In this blog I continue to reflect on my experience with student-faculty partnership during the spring of 2018 and the lessons learnt not only in regards to partnerships, but also teaching and learning in general. Here I focus specifically on the extent to which the success of the collaborative or partnership-based pedagogy depends on students’ ability and willingness to take active role in the process of learning, which requires them to take responsibility for it and understand it not as a passive, receptive process, but rather one that depends on their level of engagement. There is nothing new in what I am stating, of course. It is a common knowledge by now that we value active learning and student engagement. These are proven pedagogical tools that deliver better learning outcomes. But, what I am trying to underscore is whether such engagement has to be a given before one starts to implement partnership-based approach in one’s classroom and with students.

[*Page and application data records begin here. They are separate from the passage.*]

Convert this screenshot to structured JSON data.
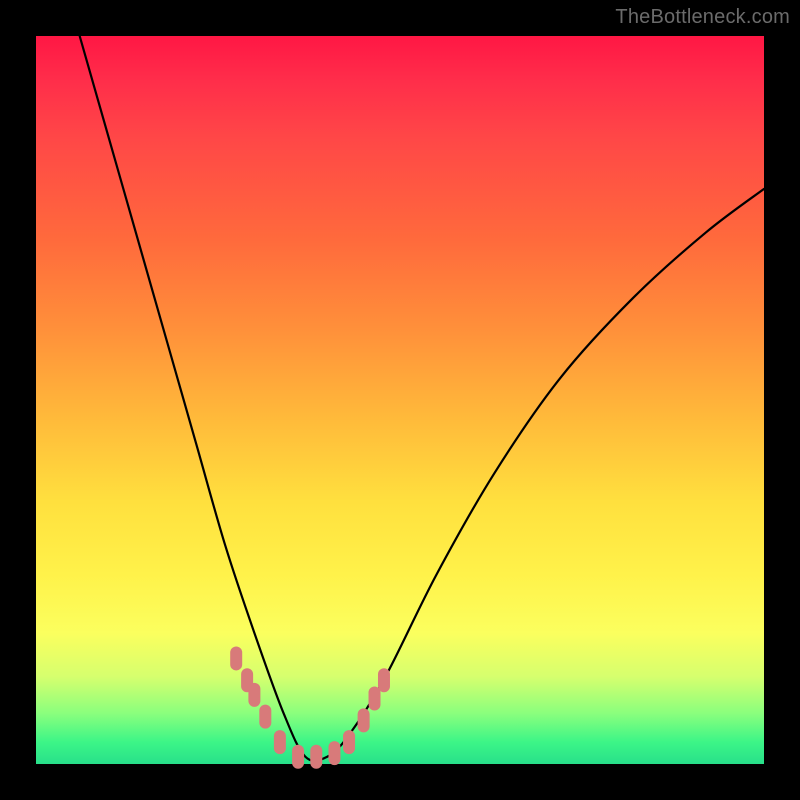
{
  "watermark": "TheBottleneck.com",
  "colors": {
    "frame": "#000000",
    "watermark": "#6b6b6b",
    "curve": "#000000",
    "marker_fill": "#d87a7a",
    "gradient_stops": [
      "#ff1744",
      "#ff2d4a",
      "#ff4747",
      "#ff6a3c",
      "#ff8f3a",
      "#ffb83a",
      "#ffe03e",
      "#fff24a",
      "#fbff5e",
      "#d6ff6e",
      "#8bff7d",
      "#3cf587",
      "#28e08a"
    ]
  },
  "chart_data": {
    "type": "line",
    "title": "",
    "xlabel": "",
    "ylabel": "",
    "x_range": [
      0,
      1
    ],
    "y_range": [
      0,
      1
    ],
    "note": "Axes are unitless/unlabeled. x is normalized horizontal position; y is normalized value (0 = bottom/green, 1 = top/red). Curve is a V-shape with minimum near x≈0.37.",
    "series": [
      {
        "name": "bottleneck-curve",
        "x": [
          0.06,
          0.1,
          0.14,
          0.18,
          0.22,
          0.26,
          0.3,
          0.34,
          0.37,
          0.4,
          0.43,
          0.48,
          0.55,
          0.63,
          0.72,
          0.82,
          0.92,
          1.0
        ],
        "y": [
          1.0,
          0.86,
          0.72,
          0.58,
          0.44,
          0.3,
          0.18,
          0.07,
          0.01,
          0.01,
          0.04,
          0.12,
          0.26,
          0.4,
          0.53,
          0.64,
          0.73,
          0.79
        ]
      }
    ],
    "markers": {
      "name": "highlighted-points",
      "note": "Salmon-colored segment markers near the valley of the curve.",
      "x": [
        0.275,
        0.29,
        0.3,
        0.315,
        0.335,
        0.36,
        0.385,
        0.41,
        0.43,
        0.45,
        0.465,
        0.478
      ],
      "y": [
        0.145,
        0.115,
        0.095,
        0.065,
        0.03,
        0.01,
        0.01,
        0.015,
        0.03,
        0.06,
        0.09,
        0.115
      ]
    }
  }
}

I was deliberately trying to, so to say, level out the playing field with a group of students in a course I taught this past semester. From the start, I envisioned it as a workshop; most of the activities in the classroom were collaborative and performed in very small groups. My role was to intervene when asked and to provide guidance for students in finding answers instead of giving the answers to them whenever possible. Students were offered the opportunity to collaborate on the creation of assignments, as well as projects and tests (yes, they had a choice of not having a test if they were to decide so). As a result, I clearly saw how, in this class, when I created an atmosphere in which students were considered as collaborators, those groups of students who understood well their role and assumed the responsibility of playing it to the best of their abilities, succeeded tremendously, while those who resisted to take up this role and were expecting to continue being passive receptors of knowledge, struggled and, at many times, felt lost and even frustrated.

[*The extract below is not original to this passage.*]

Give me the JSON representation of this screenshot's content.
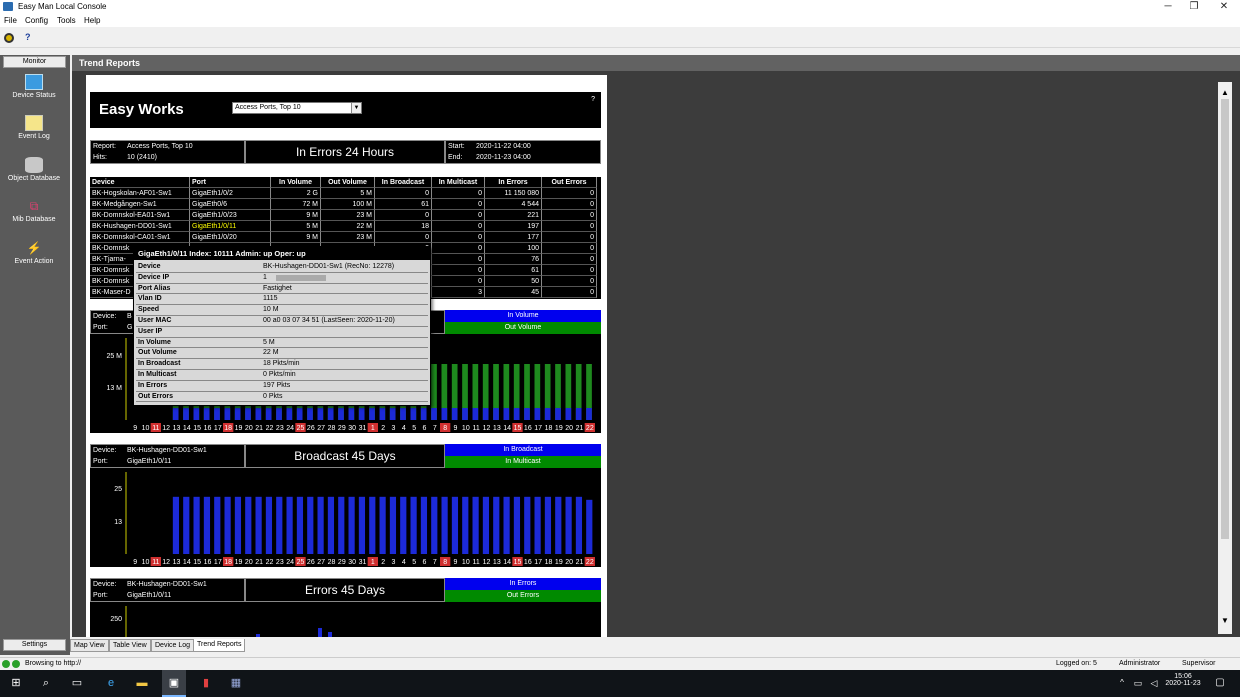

One important detail: I deliberately wrote groups of students, since I clearly observed that students within their small groups were influencing each-other’s behavior and it was noticeable that if a group worked well, all of its members worked well, while if a group did not succeed, all of its members were suffering. At many points during the semester I was tempted to stop the class and ask one group that was particularly successful because of their very active and engaged attitude towards learning, what was it that made them work so well. Where, when, and how did they develop such an active attitude towards the process of learning and what would they suggest that I do to help other students get to this point? I have to note here that the students of this group were not necessarily “A” students, nor was their level of linguistic proficiency (this was a language course) any better that that of others.

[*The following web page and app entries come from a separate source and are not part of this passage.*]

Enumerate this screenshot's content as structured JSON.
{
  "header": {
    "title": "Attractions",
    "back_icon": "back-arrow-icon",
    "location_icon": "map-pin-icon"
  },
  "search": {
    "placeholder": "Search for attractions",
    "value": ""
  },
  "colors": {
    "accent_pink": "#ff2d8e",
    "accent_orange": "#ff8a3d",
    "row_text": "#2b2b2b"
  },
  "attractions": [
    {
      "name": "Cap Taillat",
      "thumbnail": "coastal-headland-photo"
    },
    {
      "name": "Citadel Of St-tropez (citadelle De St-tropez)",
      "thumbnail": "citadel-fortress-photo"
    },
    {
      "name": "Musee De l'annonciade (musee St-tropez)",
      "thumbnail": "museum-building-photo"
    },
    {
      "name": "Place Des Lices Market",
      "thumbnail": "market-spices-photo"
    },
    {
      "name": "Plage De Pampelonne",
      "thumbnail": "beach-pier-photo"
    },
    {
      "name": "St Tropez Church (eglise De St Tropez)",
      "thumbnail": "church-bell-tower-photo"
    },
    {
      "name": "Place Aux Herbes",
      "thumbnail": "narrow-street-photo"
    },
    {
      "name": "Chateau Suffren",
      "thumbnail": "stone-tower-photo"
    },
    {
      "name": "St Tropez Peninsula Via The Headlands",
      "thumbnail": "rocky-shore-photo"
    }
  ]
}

This brings me to various issues/questions to consider when implementing partnership-based pedagogy in the classroom: How does one communicate the importance of active, engaged and responsible attitude towards learning to students? And, more importantly, how does one ensure that such attitude is adopted by, if not all, the majority of the class? How does one approach those students who refuse to understand education as a dialogic process, one that, to succeed, demands their motivation and active work? I feel that while my pedagogy was extremely useful for those particular groups that bought into it, it was quite ineffective for those who did not or who were not convinced by its value.

These are the issues that in order to be addressed require some fundamental shifts in the philosophy of our education system, such as the development of students’ awareness of themselves as learners and what that entails, the nature of the relationship between faculty and students, as well as the role of the university in their lives. For this reason, in my next blog post I consider the importance of implementing student-faculty partnerships as an institutional practice instead of one standing outside or on the margins of the norm.

Ketevan Kupatadze, Senior Lecturer in Spanish in the Department of World Languages and Cultures, is the 2017-2019 Center for Engaged Learning Scholar. Dr. Kupatadze’s CEL Scholar project focuses on student-faculty partnerships.

How to cite this post:

Kupatadze, Ketevan. 2018, August 22. Partnership-based pedagogy and its discontents. [Blog Post]. Retrieved from